“Because of its beauty, significance in the artist’s career, and role in the wider appreciation of such artistic achievements, it would be a profound misfortune if this beguiling work could not be retained in this country.”
The committee made its recommendation on the grounds that the painting met all three of the Waverley criteria: being closely connected with our history and national life; of outstanding aesthetic importance; and of outstanding significance for the study of the development of Cézanne’s artistic style, as well as impressionist collections in the UK.
The decision on the export licence application for the paintings will be deferred for a period ending on Sunday 31 July inclusive. At the end of the first deferral period owners will have a consideration period of 15 Business Days to consider any offer(s) to purchase the pair of paintings at the recommended price of £10 million. The second deferral period will commence following the signing of an Option Agreement and will last for six months.
Offers from public bodies for less than the recommended price through the private treaty sale arrangements, where appropriate, may also be considered by the minister. Such purchases frequently offer substantial financial benefit to a public institution wishing to acquire the item.

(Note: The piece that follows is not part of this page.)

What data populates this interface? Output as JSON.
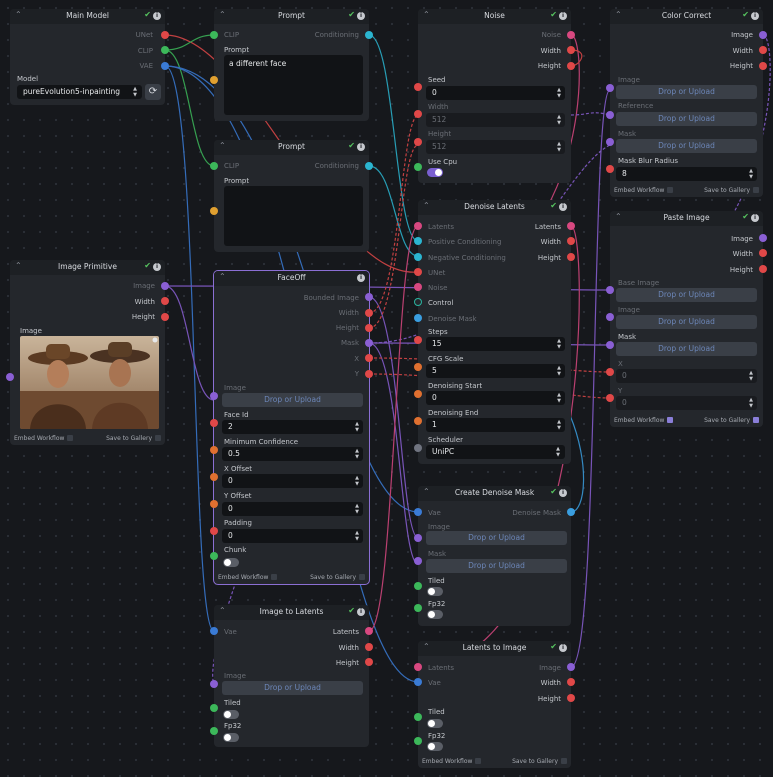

Notes to editors
- Organisations or individuals interested in purchasing the pair of paintings should contact the RCEWA on 0845 300 6200.
- Details of the paintings are as follows: Paul Cézanne (1839-1906) Farm in Normandy, Summer (Hattenville), (Ferme Normande, Été (Hattenville)) Oil on canvas, 49.5 x 65.7 cm. Unsigned Painted around 1882 Private Collection
- Provenance: Victor Chocquet. Paris Mme veuve Chocquet (née Marie Buisson), 1891 Galerie Georges Petit, Paris, Chocquet Collection sale, 1 – 4 July, 1899, no. 11 (as L’Été) Alexandre Rosenberg, Paris Galerie Bernheim-Jeune, Paris Auguste Pellerin, Paris (15 January 1900) Ambroise Vollard, Paris Galerie Etienne Bignou, Paris Alex Reid & Lefévre, London Samuel Courtauld, purchased from the above, June 1937 for £2,500 Bequeathed to Christabel McLaren, Lady Aberconway, 1947 Thence by descent On loan to the Courtauld Gallery, London (L.P.1997.XX.13)
- The Reviewing Committee on the Export of Works of Art and Objects of Cultural Interest is an independent body, serviced by Arts Council England (ACE), which advises the Secretary of State for Digital, Culture, Media and Sport on whether a cultural object, intended for export, is of national importance under specified criteria.
- Arts Council England is the national development agency for creativity and culture. Its strategic vision in Let’s Create is that, by 2030, England should be a country in which the creativity of everyone is valued and given the chance to flourish and where everyone has access to a remarkable range of high-quality cultural experiences. ACE invests public money from the government and the National Lottery to support the sector and deliver the vision. Following the Covid-19 crisis, ACE developed a £160 million Emergency Response Package, with nearly 90 per cent coming from the National Lottery, for organisations and individuals needing support. It is also one of the bodies administering the government’s unprecedented £1.96 billion Culture Recovery Fund.